Here are three lesser-known tips for getting the most bang for your HSA bucks.
An HSA isn’t just a savings account. The money in it can also be invested in stocks, bonds, and mutual funds for accelerated growth. Unfortunately, a staggering 93% of HSAs do not have any money allocated to investments other than cash. Most HSA’s make it relatively easy to set up and manage your investments, and you can decide how much of your balance you wish to invest.
Contributing to an HSA for decades and investing some of those funds can generate thousands of dollars of growth on even modest returns.
If you changed jobs and opened up a new HSA, you can keep the old account and keep contributing. But you can also consolidate it into your new HSA. Consolidating gives you a bigger balance with which to invest and accrue interest. And rolling over one HSA into another does not count against your annual contribution limit.
If you have an old IRA sitting around, you can roll that over too. The IRS allows you to do this once in your lifetime and allows you to access tax-free funds that would have otherwise been taxed (and possibly penalized) had they been withdrawn from the IRA.
One way to keep your HSA balance maxed out? Don’t use it unless you absolutely need to.
There is no deadline for reimbursing yourself from your HSA account. So let’s say you just pay for your medical expenses out of your pocket and not from your HSA account. A couple of years down the road you encounter an expensive car repair. You can use your HSA funds to retroactively reimburse yourself for all those medical bills you paid out of your own pocket, and then use that money to pay off your car repairs. Just make sure you save all your receipts.

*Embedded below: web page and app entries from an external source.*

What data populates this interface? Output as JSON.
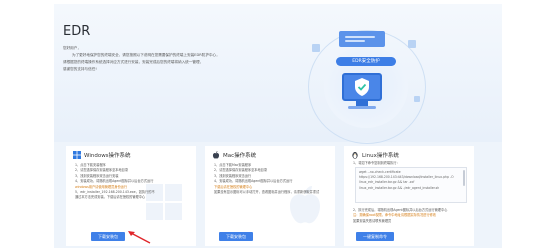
{
  "header": {
    "title": "EDR",
    "intro_greeting": "您好用户，",
    "intro_lines": [
      "为了更好地保护您的终端安全，请您按照以下说明在您需要保护的终端上安装EDR防护中心，",
      "请根据您的终端操作系统选择对应方式进行安装，安装完成后您的终端将纳入统一管理，",
      "感谢您的支持与信任!"
    ],
    "illustration_label": "EDR安全防护"
  },
  "panels": [
    {
      "title": "Windows操作系统",
      "icon": "windows-icon",
      "steps": [
        "1、点击下载安装程序",
        "2、请您选择保存安装程序至本地目录",
        "3、找到安装程序双击运行安装",
        "4、安装成功，将随机出现Agent图标并以后台方式运行",
        "windows用户请使用管理员身份运行",
        "5、edr_installer_192.168.200.143.exe，如执行的不",
        "通过本方法完成安装，下载后请在授权的管理中心"
      ],
      "button": "下载安装包"
    },
    {
      "title": "Mac操作系统",
      "icon": "apple-icon",
      "steps": [
        "1、点击下载Mac安装程序",
        "2、请您选择保存安装程序至本地目录",
        "3、找到安装程序双击运行",
        "4、安装成功，将随机出现Agent图标并以后台方式运行",
        "下载后请在授权的管理中心",
        "如果没有显示图标可以手动打开，查看图标并运行程序，请重新获取并重试"
      ],
      "button": "下载安装包"
    },
    {
      "title": "Linux操作系统",
      "icon": "linux-icon",
      "step1": "1、将如下命令复制到终端执行：",
      "commands": [
        "wget --no-check-certificate",
        "https://192.168.200.143:443/download/installer_linux.php -O",
        "linux_edr_installer.tar.gz && tar -zxf",
        "linux_edr_installer.tar.gz && ./edr_agent_installer.sh"
      ],
      "step2": "2、执行完成后，将随机出现Agent图标并以后台方式运行管理中心",
      "warn": "注：需确保root权限，命令中地址请根据实际情况进行修改",
      "extra": "如果安装失败请联系管理员",
      "button": "一键复制命令"
    }
  ],
  "colors": {
    "accent": "#3f80e8",
    "page_bg": "#eef4fb",
    "warn": "#d47b12",
    "arrow": "#e0262b"
  }
}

Do these three things and you’ll begin to reap the true rewards of your Health Savings Account.
About Christian Worstell:
Christian Worstell is a Senior Staff Writer for MedicareAdvantage.com. He is passionate about helping people navigate the complexities of Medicare and understand their coverage options. His work has been featured in outlets such as Vox, MSN, and The Washington Post, and he is a frequent contributor to health care and finance blogs.
Christian is a graduate of Shippensburg University with a bachelor’s degree in journalism. He currently lives in Raleigh, NC.